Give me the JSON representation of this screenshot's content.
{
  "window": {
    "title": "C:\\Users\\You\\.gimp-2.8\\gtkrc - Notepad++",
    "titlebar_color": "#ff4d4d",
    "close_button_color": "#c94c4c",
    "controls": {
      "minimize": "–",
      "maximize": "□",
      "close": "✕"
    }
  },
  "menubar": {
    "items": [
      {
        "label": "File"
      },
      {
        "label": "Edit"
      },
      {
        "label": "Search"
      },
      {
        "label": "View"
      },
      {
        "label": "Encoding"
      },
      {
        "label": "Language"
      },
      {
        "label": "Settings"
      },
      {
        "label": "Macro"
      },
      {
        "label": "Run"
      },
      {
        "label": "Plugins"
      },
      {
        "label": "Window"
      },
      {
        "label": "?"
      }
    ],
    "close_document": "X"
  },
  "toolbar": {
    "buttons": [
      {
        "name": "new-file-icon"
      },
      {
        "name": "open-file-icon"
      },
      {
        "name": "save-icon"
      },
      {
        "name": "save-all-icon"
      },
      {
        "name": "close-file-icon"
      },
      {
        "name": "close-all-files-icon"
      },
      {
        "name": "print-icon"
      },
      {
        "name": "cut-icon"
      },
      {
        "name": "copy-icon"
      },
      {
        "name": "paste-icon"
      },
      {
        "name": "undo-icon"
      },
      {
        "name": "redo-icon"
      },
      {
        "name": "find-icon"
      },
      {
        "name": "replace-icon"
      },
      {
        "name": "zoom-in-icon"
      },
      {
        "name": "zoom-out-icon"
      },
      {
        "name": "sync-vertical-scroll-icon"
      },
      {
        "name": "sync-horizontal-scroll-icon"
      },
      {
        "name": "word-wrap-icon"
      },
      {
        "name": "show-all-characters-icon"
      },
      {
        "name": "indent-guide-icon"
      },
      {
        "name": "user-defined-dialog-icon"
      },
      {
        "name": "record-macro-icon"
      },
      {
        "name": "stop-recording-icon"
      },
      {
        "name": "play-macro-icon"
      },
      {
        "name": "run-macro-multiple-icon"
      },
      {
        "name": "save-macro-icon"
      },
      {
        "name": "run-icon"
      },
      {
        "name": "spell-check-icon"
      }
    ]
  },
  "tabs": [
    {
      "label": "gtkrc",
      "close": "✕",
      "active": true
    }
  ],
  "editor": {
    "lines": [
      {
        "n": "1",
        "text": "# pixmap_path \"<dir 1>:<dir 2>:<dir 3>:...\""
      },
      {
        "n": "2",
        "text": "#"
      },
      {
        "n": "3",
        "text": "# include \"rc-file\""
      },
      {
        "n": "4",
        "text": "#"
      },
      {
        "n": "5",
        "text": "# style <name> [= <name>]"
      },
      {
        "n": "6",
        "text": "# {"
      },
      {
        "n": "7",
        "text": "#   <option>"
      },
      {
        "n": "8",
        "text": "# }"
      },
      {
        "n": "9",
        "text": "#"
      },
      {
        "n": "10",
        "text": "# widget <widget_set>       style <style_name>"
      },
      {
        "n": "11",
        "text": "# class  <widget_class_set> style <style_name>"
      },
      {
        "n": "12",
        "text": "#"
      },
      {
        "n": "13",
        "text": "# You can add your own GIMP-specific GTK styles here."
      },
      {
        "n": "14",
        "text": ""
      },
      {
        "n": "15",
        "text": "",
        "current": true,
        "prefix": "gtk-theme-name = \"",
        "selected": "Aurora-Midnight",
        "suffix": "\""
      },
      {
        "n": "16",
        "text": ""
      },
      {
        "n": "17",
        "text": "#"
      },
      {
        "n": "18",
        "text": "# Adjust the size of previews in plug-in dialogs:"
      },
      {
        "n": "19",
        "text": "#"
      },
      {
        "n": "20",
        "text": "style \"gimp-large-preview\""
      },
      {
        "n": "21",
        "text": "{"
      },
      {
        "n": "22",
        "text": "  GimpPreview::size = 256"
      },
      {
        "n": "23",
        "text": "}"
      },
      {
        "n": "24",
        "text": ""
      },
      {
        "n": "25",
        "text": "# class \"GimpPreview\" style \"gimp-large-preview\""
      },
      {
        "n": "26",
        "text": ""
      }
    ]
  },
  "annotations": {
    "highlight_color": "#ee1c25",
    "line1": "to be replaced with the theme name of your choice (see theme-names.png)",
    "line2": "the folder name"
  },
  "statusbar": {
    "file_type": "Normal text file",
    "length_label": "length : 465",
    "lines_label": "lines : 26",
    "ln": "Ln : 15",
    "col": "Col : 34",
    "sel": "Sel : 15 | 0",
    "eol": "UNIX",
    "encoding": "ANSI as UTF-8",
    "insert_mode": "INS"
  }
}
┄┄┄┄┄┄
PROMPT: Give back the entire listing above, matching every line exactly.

REPLY TO THE EXERCISE:
Give me the JSON representation of this screenshot's content.
{
  "window": {
    "title": "C:\\Users\\You\\.gimp-2.8\\gtkrc - Notepad++",
    "titlebar_color": "#ff4d4d",
    "close_button_color": "#c94c4c",
    "controls": {
      "minimize": "–",
      "maximize": "□",
      "close": "✕"
    }
  },
  "menubar": {
    "items": [
      {
        "label": "File"
      },
      {
        "label": "Edit"
      },
      {
        "label": "Search"
      },
      {
        "label": "View"
      },
      {
        "label": "Encoding"
      },
      {
        "label": "Language"
      },
      {
        "label": "Settings"
      },
      {
        "label": "Macro"
      },
      {
        "label": "Run"
      },
      {
        "label": "Plugins"
      },
      {
        "label": "Window"
      },
      {
        "label": "?"
      }
    ],
    "close_document": "X"
  },
  "toolbar": {
    "buttons": [
      {
        "name": "new-file-icon"
      },
      {
        "name": "open-file-icon"
      },
      {
        "name": "save-icon"
      },
      {
        "name": "save-all-icon"
      },
      {
        "name": "close-file-icon"
      },
      {
        "name": "close-all-files-icon"
      },
      {
        "name": "print-icon"
      },
      {
        "name": "cut-icon"
      },
      {
        "name": "copy-icon"
      },
      {
        "name": "paste-icon"
      },
      {
        "name": "undo-icon"
      },
      {
        "name": "redo-icon"
      },
      {
        "name": "find-icon"
      },
      {
        "name": "replace-icon"
      },
      {
        "name": "zoom-in-icon"
      },
      {
        "name": "zoom-out-icon"
      },
      {
        "name": "sync-vertical-scroll-icon"
      },
      {
        "name": "sync-horizontal-scroll-icon"
      },
      {
        "name": "word-wrap-icon"
      },
      {
        "name": "show-all-characters-icon"
      },
      {
        "name": "indent-guide-icon"
      },
      {
        "name": "user-defined-dialog-icon"
      },
      {
        "name": "record-macro-icon"
      },
      {
        "name": "stop-recording-icon"
      },
      {
        "name": "play-macro-icon"
      },
      {
        "name": "run-macro-multiple-icon"
      },
      {
        "name": "save-macro-icon"
      },
      {
        "name": "run-icon"
      },
      {
        "name": "spell-check-icon"
      }
    ]
  },
  "tabs": [
    {
      "label": "gtkrc",
      "close": "✕",
      "active": true
    }
  ],
  "editor": {
    "lines": [
      {
        "n": "1",
        "text": "# pixmap_path \"<dir 1>:<dir 2>:<dir 3>:...\""
      },
      {
        "n": "2",
        "text": "#"
      },
      {
        "n": "3",
        "text": "# include \"rc-file\""
      },
      {
        "n": "4",
        "text": "#"
      },
      {
        "n": "5",
        "text": "# style <name> [= <name>]"
      },
      {
        "n": "6",
        "text": "# {"
      },
      {
        "n": "7",
        "text": "#   <option>"
      },
      {
        "n": "8",
        "text": "# }"
      },
      {
        "n": "9",
        "text": "#"
      },
      {
        "n": "10",
        "text": "# widget <widget_set>       style <style_name>"
      },
      {
        "n": "11",
        "text": "# class  <widget_class_set> style <style_name>"
      },
      {
        "n": "12",
        "text": "#"
      },
      {
        "n": "13",
        "text": "# You can add your own GIMP-specific GTK styles here."
      },
      {
        "n": "14",
        "text": ""
      },
      {
        "n": "15",
        "text": "",
        "current": true,
        "prefix": "gtk-theme-name = \"",
        "selected": "Aurora-Midnight",
        "suffix": "\""
      },
      {
        "n": "16",
        "text": ""
      },
      {
        "n": "17",
        "text": "#"
      },
      {
        "n": "18",
        "text": "# Adjust the size of previews in plug-in dialogs:"
      },
      {
        "n": "19",
        "text": "#"
      },
      {
        "n": "20",
        "text": "style \"gimp-large-preview\""
      },
      {
        "n": "21",
        "text": "{"
      },
      {
        "n": "22",
        "text": "  GimpPreview::size = 256"
      },
      {
        "n": "23",
        "text": "}"
      },
      {
        "n": "24",
        "text": ""
      },
      {
        "n": "25",
        "text": "# class \"GimpPreview\" style \"gimp-large-preview\""
      },
      {
        "n": "26",
        "text": ""
      }
    ]
  },
  "annotations": {
    "highlight_color": "#ee1c25",
    "line1": "to be replaced with the theme name of your choice (see theme-names.png)",
    "line2": "the folder name"
  },
  "statusbar": {
    "file_type": "Normal text file",
    "length_label": "length : 465",
    "lines_label": "lines : 26",
    "ln": "Ln : 15",
    "col": "Col : 34",
    "sel": "Sel : 15 | 0",
    "eol": "UNIX",
    "encoding": "ANSI as UTF-8",
    "insert_mode": "INS"
  }
}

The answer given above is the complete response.